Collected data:
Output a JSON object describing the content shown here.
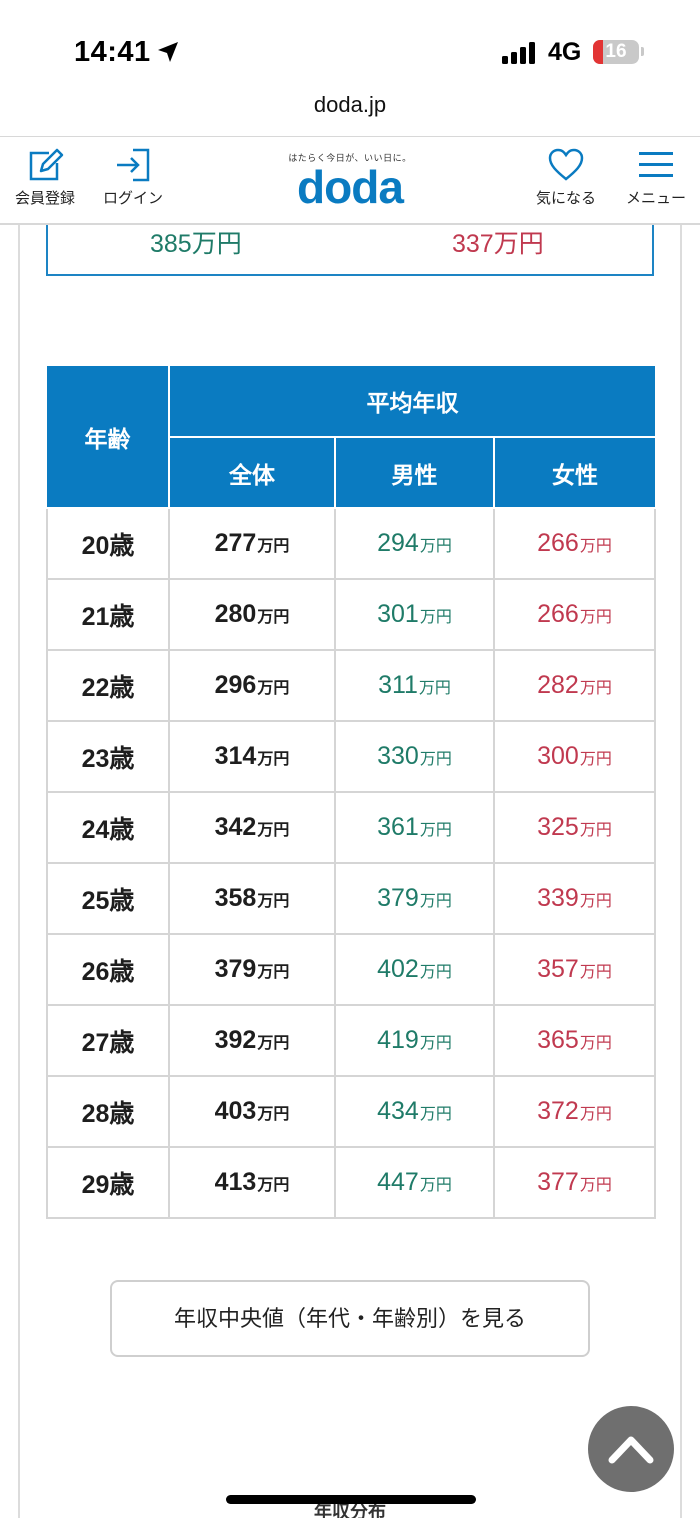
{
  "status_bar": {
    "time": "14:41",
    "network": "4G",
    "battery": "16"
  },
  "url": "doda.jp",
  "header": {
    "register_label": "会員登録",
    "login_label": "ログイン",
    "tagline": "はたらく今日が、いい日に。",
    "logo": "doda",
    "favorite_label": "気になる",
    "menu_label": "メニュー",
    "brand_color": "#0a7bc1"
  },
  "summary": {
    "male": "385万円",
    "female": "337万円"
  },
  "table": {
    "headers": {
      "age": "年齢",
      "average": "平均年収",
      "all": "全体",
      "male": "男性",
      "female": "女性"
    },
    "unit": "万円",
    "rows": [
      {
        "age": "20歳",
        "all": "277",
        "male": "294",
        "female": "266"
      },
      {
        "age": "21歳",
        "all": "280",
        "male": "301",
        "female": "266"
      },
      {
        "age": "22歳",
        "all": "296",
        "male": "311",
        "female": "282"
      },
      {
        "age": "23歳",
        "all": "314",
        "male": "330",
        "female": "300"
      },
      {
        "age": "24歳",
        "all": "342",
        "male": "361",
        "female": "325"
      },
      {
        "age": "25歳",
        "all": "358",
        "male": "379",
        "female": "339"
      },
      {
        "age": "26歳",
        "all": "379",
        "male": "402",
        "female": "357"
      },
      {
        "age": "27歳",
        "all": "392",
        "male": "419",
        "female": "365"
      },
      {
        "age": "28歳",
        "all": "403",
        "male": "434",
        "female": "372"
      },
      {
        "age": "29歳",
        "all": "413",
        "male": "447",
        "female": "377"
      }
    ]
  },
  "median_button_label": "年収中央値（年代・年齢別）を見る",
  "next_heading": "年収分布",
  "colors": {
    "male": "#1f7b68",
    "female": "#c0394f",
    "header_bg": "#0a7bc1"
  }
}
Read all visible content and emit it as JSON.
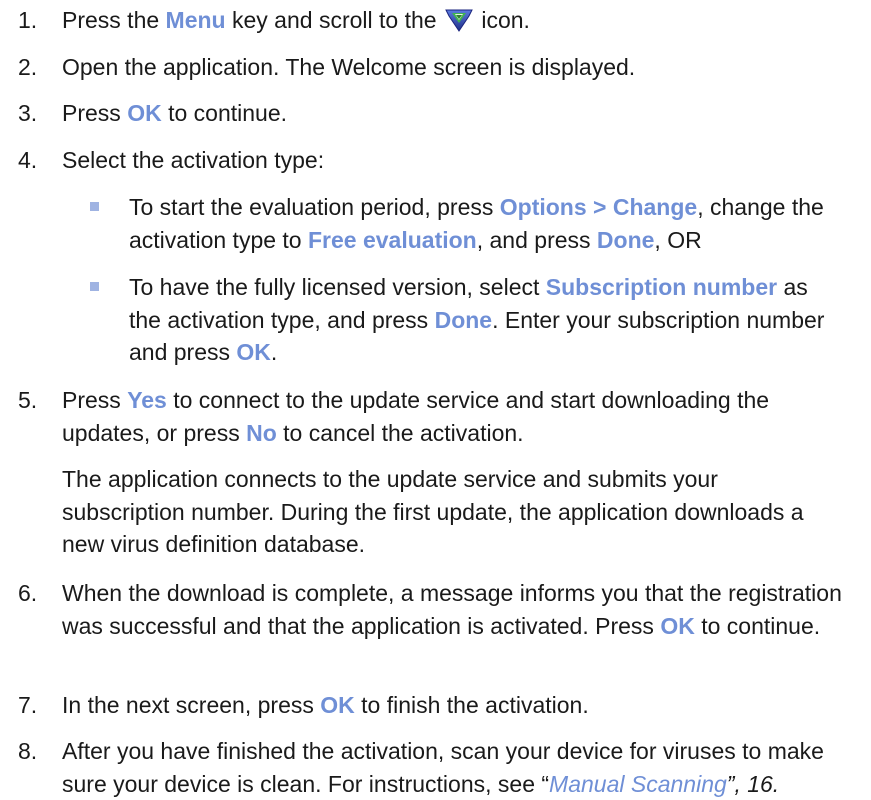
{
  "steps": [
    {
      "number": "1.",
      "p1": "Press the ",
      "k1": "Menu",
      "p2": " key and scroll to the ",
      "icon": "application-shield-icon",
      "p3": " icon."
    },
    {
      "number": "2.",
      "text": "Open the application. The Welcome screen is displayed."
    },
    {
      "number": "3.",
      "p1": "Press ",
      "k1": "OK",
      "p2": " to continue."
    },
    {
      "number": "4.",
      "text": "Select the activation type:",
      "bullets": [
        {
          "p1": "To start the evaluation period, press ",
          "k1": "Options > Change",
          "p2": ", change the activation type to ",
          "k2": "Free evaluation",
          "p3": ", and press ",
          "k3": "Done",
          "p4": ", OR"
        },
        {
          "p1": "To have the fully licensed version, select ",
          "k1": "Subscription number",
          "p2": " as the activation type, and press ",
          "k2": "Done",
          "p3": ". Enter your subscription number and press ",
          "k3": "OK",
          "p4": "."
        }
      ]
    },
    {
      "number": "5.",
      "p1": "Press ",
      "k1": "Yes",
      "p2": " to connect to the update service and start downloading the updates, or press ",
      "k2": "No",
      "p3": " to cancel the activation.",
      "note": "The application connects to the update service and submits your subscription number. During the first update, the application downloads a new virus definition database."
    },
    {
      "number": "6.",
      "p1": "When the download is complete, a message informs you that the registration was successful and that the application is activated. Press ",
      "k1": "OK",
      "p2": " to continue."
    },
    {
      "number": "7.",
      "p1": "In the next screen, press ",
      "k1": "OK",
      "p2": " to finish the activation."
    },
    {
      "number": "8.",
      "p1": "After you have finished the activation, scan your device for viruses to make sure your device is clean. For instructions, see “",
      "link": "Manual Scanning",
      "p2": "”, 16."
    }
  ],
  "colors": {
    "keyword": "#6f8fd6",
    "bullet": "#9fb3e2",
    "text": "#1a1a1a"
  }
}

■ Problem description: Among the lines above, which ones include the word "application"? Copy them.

■ Task response:
      "icon": "application-shield-icon",
      "text": "Open the application. The Welcome screen is displayed."
      "note": "The application connects to the update service and submits your subscription number. During the first update, the application downloads a new virus definition database."
      "p1": "When the download is complete, a message informs you that the registration was successful and that the application is activated. Press ",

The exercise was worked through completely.